# YOUR INSTRUCTIONS
Where a line of the data holds the word "true", copy that line.

# RECORDS TO USE
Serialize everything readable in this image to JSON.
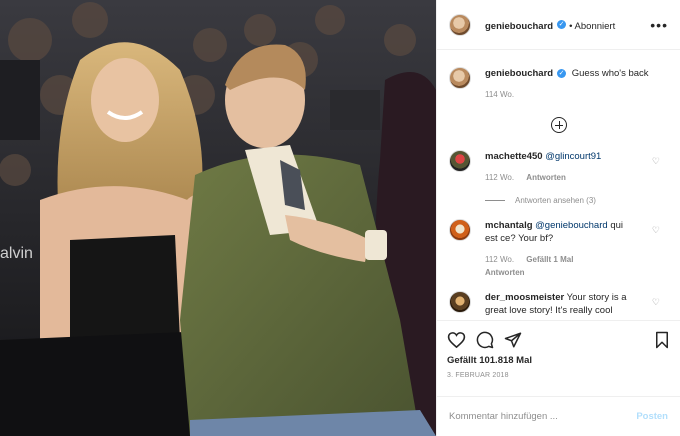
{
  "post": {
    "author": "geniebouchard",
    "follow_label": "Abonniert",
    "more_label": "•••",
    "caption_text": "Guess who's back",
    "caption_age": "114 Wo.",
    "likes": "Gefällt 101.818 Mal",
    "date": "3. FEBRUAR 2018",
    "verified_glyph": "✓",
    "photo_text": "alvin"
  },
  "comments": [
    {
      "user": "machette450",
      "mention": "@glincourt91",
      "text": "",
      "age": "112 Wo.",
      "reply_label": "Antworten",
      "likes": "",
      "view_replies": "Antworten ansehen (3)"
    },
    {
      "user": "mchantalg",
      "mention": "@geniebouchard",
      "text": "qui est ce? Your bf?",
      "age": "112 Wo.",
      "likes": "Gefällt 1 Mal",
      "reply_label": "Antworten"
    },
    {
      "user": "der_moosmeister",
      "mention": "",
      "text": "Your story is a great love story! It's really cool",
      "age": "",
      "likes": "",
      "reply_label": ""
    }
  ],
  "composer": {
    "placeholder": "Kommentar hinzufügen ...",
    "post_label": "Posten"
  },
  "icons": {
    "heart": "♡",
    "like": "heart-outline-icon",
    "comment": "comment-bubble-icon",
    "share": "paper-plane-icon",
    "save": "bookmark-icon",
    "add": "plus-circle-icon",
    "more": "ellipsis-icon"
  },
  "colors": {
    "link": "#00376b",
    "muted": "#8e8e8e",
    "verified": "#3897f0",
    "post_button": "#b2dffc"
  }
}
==
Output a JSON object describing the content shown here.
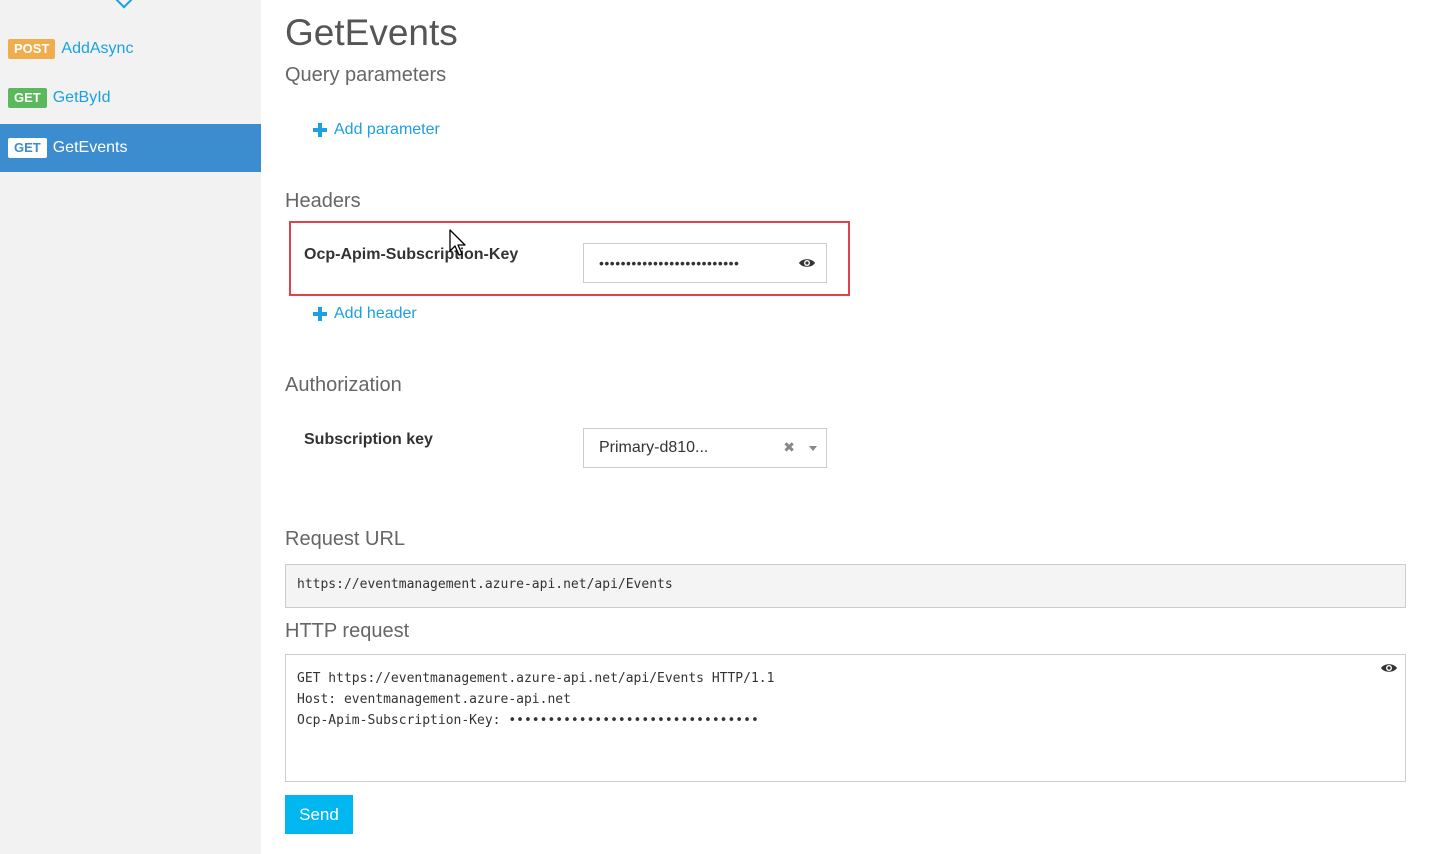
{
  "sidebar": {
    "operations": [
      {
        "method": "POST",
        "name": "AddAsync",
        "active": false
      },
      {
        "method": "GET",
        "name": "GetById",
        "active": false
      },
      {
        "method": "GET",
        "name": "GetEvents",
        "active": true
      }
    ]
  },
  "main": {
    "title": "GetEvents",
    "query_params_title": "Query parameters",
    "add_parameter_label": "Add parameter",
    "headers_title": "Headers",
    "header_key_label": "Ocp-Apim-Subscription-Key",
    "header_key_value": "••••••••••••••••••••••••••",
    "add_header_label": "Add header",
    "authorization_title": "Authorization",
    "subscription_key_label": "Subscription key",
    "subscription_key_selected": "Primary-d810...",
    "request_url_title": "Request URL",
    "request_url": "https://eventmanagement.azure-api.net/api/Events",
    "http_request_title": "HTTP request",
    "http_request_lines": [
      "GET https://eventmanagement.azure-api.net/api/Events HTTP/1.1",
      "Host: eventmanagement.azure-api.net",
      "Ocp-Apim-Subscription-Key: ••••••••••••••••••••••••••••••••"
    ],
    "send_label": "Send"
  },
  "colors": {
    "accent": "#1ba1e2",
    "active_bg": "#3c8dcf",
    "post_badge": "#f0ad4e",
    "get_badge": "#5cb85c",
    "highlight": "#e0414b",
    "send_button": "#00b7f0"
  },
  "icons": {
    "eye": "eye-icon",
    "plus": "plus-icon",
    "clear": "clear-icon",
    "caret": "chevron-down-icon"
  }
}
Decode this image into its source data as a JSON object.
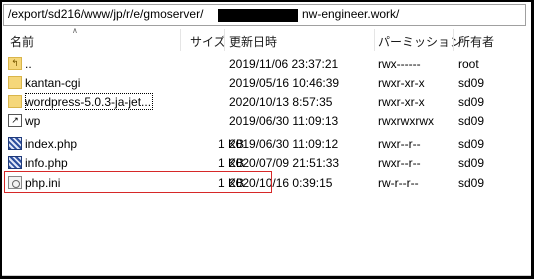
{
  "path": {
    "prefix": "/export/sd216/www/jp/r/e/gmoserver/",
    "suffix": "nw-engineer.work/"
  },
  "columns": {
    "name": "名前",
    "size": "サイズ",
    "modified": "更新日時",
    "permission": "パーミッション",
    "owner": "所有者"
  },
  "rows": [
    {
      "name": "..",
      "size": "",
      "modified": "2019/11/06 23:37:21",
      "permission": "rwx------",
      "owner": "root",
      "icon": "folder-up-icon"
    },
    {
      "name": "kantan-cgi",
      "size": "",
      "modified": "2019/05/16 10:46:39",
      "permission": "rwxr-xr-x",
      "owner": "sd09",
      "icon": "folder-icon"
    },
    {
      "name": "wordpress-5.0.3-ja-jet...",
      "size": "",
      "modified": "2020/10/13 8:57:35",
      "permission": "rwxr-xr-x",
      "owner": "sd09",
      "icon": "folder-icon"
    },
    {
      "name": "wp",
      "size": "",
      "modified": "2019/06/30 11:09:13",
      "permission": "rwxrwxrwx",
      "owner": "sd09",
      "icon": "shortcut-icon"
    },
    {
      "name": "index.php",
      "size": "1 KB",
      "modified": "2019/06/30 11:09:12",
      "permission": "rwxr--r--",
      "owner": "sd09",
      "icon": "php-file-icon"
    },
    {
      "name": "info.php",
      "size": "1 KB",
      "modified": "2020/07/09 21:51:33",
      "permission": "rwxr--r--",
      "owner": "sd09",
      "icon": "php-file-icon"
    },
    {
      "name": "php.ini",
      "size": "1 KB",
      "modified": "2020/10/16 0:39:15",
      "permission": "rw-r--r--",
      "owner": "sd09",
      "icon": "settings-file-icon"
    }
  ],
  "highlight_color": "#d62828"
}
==
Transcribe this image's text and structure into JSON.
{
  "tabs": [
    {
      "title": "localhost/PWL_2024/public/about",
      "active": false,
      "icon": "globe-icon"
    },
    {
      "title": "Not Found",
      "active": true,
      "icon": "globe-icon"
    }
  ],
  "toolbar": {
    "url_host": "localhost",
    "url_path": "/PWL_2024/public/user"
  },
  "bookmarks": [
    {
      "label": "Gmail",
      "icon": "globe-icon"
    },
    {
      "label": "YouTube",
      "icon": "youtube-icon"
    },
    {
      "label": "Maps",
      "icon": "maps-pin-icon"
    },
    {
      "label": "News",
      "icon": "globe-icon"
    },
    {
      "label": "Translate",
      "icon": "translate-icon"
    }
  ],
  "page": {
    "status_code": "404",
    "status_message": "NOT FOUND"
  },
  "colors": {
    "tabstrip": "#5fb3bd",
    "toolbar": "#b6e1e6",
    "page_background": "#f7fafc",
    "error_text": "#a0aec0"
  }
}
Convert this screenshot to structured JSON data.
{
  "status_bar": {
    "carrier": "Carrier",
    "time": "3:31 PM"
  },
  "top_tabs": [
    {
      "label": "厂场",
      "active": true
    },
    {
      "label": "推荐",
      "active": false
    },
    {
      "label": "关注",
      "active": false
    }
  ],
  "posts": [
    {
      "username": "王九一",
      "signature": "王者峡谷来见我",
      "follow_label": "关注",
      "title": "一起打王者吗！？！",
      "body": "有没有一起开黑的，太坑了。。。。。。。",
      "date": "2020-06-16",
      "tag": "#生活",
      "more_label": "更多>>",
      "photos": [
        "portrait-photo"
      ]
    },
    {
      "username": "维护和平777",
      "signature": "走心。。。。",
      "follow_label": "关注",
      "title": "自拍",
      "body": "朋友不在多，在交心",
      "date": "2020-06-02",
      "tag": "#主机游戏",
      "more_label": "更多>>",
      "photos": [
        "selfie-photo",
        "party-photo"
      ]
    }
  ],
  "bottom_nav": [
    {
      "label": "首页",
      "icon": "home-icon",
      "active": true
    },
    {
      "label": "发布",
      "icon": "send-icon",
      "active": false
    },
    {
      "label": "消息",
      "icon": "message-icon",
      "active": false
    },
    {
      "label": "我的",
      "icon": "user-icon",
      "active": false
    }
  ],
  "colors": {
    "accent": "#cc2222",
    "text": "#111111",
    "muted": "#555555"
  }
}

# THE COMPLETED TASK
        "active": true
      "active": true,
      "active": true
      "active": true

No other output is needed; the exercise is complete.